4. The present value of the minimum lease payments, discounted at the lessor's interest rate implicit in the lease, is less than 90% of the leased asset's FMV.
The current equivalent of payments or a stream of payments to be received at various times in the future. The present value will vary with the discount interest factor applied to future payments.
An option in the lease agreement that allows the lessee to purchase the leased equipment at the end of the lease term for either a fixed amount or at the future fair market value of the leased equipment.
The value of the lease property at the end of the lease term as estimated at the time the lease is executed; term value. Although the terms "residual value" or "term value" are sometimes used in reference to the actual value of the property at the conclusion of the term, the term "realized value" is the more commonly used and more appropriate term for the actual value of the property at the conclusion of the lease term.
Single Investor Lease (See Full Payout or Finance Lease)
A tax-oriented lease whereby the lessor achieves its desired rate of return via a combination of the rental payments, depreciation, and the fair market value of the equipment at the end of the original lease term. Because of the value of the tax benefit, the rental payments will be lower than for a finance lease.
A lease wherein the lessor recognizes the tax incentives provided by the tax laws for investment and ownership of equipment. Generally, the lease rate factor on tax leases is reduced to reflect the lessor's recognition of this tax incentive

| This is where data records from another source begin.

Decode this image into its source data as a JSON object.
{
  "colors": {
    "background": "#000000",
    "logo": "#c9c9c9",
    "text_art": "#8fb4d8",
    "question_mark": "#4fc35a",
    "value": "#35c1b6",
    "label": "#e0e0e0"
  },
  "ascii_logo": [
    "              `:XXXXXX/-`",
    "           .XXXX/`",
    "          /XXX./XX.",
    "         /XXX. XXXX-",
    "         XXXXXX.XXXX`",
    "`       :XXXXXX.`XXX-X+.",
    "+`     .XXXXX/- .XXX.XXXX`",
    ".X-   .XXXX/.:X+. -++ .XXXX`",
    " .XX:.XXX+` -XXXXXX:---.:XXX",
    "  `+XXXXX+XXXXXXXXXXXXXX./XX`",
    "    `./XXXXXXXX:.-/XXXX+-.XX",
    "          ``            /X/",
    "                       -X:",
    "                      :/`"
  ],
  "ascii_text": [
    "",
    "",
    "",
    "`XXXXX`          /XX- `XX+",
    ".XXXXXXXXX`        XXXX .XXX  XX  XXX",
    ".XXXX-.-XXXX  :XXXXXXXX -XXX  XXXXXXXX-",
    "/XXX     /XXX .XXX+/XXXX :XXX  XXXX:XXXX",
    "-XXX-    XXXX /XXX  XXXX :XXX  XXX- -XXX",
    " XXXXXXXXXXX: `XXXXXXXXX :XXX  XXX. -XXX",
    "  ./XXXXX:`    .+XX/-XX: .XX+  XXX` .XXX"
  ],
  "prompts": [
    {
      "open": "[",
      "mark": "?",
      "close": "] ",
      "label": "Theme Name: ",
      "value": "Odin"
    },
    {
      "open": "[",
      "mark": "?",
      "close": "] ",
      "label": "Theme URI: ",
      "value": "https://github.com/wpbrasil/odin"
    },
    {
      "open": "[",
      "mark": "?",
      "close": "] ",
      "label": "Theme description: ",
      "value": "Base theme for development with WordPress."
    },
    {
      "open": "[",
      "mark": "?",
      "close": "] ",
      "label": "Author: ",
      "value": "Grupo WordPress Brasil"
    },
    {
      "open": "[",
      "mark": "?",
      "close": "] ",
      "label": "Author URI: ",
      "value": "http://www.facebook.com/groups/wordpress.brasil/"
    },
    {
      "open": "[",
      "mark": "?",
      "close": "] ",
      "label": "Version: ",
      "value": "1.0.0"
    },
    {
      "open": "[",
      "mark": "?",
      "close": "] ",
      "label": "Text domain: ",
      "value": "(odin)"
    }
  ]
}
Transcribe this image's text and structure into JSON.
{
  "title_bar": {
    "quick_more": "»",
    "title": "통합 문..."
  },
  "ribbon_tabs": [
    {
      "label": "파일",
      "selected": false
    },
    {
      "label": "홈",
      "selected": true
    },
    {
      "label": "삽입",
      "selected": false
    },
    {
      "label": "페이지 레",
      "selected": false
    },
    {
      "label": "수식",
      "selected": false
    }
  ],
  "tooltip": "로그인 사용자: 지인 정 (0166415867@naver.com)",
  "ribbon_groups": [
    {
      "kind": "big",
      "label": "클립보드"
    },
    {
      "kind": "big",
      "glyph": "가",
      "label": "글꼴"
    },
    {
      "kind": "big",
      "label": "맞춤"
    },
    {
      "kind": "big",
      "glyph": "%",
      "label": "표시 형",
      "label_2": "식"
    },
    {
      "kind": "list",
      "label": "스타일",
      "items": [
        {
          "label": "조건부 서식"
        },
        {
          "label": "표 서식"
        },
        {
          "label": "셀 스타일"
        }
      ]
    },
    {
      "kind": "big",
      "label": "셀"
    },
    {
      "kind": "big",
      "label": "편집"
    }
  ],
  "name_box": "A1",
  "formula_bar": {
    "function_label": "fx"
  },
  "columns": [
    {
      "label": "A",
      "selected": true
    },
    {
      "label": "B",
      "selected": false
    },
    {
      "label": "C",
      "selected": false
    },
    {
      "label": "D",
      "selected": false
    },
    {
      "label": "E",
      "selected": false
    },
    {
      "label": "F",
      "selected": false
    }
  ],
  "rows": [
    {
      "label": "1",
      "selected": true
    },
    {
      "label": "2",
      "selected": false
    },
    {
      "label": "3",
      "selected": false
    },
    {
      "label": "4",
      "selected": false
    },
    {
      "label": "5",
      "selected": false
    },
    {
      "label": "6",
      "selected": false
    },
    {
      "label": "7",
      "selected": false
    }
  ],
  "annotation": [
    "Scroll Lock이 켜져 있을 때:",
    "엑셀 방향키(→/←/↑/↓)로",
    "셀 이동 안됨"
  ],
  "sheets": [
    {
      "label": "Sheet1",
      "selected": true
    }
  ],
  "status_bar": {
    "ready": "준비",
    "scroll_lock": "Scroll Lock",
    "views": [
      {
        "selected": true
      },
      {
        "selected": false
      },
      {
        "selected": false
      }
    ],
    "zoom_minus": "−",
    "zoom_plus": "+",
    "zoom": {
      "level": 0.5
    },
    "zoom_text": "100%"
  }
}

Terminal Rental Adjustment Clause (TRAC)
A lessee guaranteed residual value for vehicle leases (automobiles, trucks or trailers), the inclusion of which will not, in and of itself, disqualify the tax lease status of tax-oriented vehicle leases.
Another term for tax lease where, for IRS purposes, the lessor qualifies for the tax benefits of ownership and the lessee is allowed to claim the entire amount of the lease rental as a tax deduction.
A bank or trust company that holds title to or a security interest in leased property for the benefit of the lessee, lessor, and/or creditors of the lessor. A leveraged lease often has two trustees: an owner trustee and an indenture trustee.
A working relationship between a financing source and a vendor to provide financing to stimulate the vendor's sales. The financing source offers leases or conditional sales contracts to the vendor's customers. The vendor leasing firm substitutes as the captive finance company of a manufacturer or distributor through the extension of leasing to customers, provisions of credit checking, and performance of collections and operational administration. Also known as lease asset servicing or vendor programs.